The many beneficiaries of Koch libertarian largesse bridle at their portrayal as sinister, self-interested moguls pulling strings behind the scenes. But then you read things like this:
Last week, the New York Post's Keith Kelly reported that The Daily Caller, a right-wing news site run by Tucker Carlson, had spent "several weeks" pursuing false allegations that Mayer had committed plagiarism in at least two articles. One of the allegations involved Mayer's landmark expose about Charles and David Koch -- billionaire brothers who have funded conservative organizations tied to the Tea Party movement.
Kelly tells Media Matters that the plagiarism charges were also pitched to the Post, apparently by a different source than the one that tipped off the Daily Caller. The Post investigated and ultimately reported that the allegations were untrue.

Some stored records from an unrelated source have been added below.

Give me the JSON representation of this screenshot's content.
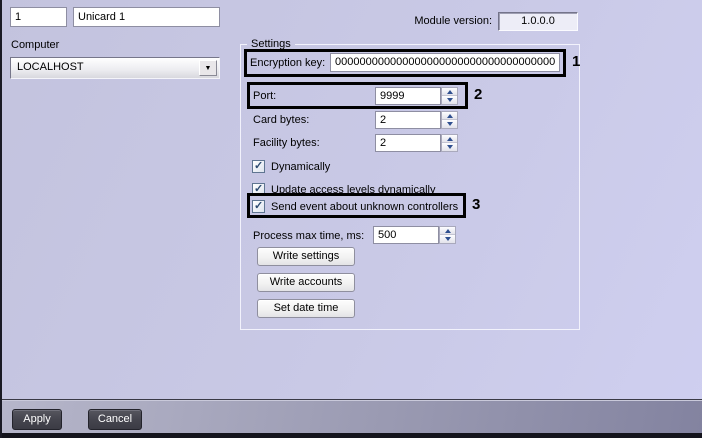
{
  "header": {
    "id_value": "1",
    "name_value": "Unicard 1",
    "computer_label": "Computer",
    "computer_value": "LOCALHOST",
    "module_version_label": "Module version:",
    "module_version_value": "1.0.0.0"
  },
  "settings": {
    "group_label": "Settings",
    "encryption": {
      "label": "Encryption key:",
      "value": "000000000000000000000000000000000000",
      "annotation": "1"
    },
    "port": {
      "label": "Port:",
      "value": "9999",
      "annotation": "2"
    },
    "card_bytes": {
      "label": "Card bytes:",
      "value": "2"
    },
    "facility_bytes": {
      "label": "Facility bytes:",
      "value": "2"
    },
    "checkboxes": [
      {
        "label": "Dynamically",
        "checked": true
      },
      {
        "label": "Update access levels dynamically",
        "checked": true
      },
      {
        "label": "Send event about unknown controllers",
        "checked": true,
        "annotation": "3"
      }
    ],
    "process_max_time": {
      "label": "Process max time, ms:",
      "value": "500"
    },
    "buttons": [
      {
        "label": "Write settings"
      },
      {
        "label": "Write accounts"
      },
      {
        "label": "Set date time"
      }
    ]
  },
  "footer": {
    "apply_label": "Apply",
    "cancel_label": "Cancel"
  },
  "icons": {
    "checkmark": "✓",
    "dropdown_arrow": "▼"
  },
  "colors": {
    "background": "#c8c8e5",
    "footer_strip": "#9a9ab2",
    "dark_button": "#45454e",
    "annotation_border": "#000000",
    "spin_arrow": "#2f4f8f"
  }
}
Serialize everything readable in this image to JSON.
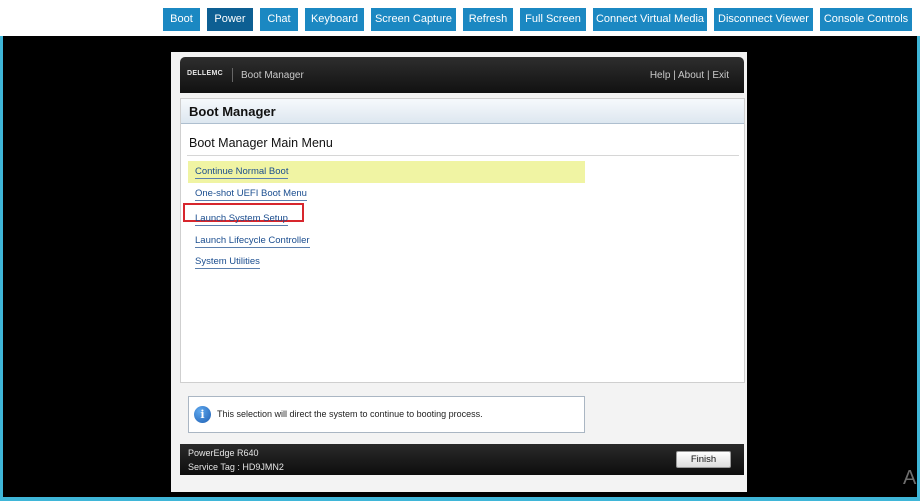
{
  "toolbar": {
    "buttons": [
      "Boot",
      "Power",
      "Chat",
      "Keyboard",
      "Screen Capture",
      "Refresh",
      "Full Screen",
      "Connect Virtual Media",
      "Disconnect Viewer",
      "Console Controls"
    ],
    "active": "Power"
  },
  "header": {
    "logo": "DELLEMC",
    "title": "Boot Manager",
    "links": {
      "help": "Help",
      "about": "About",
      "exit": "Exit",
      "separator": "|"
    }
  },
  "panel": {
    "title": "Boot Manager",
    "menu_heading": "Boot Manager Main Menu",
    "items": [
      "Continue Normal Boot",
      "One-shot UEFI Boot Menu",
      "Launch System Setup",
      "Launch Lifecycle Controller",
      "System Utilities"
    ],
    "highlighted_item": "Continue Normal Boot",
    "marked_item": "Launch System Setup"
  },
  "info": {
    "icon": "info-icon",
    "text": "This selection will direct the system to continue to booting process."
  },
  "footer": {
    "model": "PowerEdge R640",
    "service_tag": "Service Tag : HD9JMN2",
    "finish_label": "Finish"
  },
  "corner_glyph": "A",
  "colors": {
    "toolbar_button": "#1b88c2",
    "toolbar_active": "#0d5f93",
    "highlight": "#f0f4a3",
    "marker": "#d7262d",
    "page_border": "#3fb6d8"
  }
}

After first saying that the plagiarism story would result in an "extensive piece," The Daily Caller ultimately told both Kelly and The New Yorker that the article had been spiked.
Kelly has reported that "the person or persons behind the allegations remains a shadowy mystery," and both Carlson and Daily Caller reporter Jonathan Strong have declined to identify the original source of the smear.
The shocking and actually somewhat encouraging thing is that, while the Koch brothers or their minions got a couple reporters to investigate this smear, they didn't get anybody to actually publish it. You'd have to think they could find somebody pliable enough. Hey, I've got two kids and a mortgage. Pay me enough money and I'll swear that I was in a secret Marxist cabal with Jane Mayer.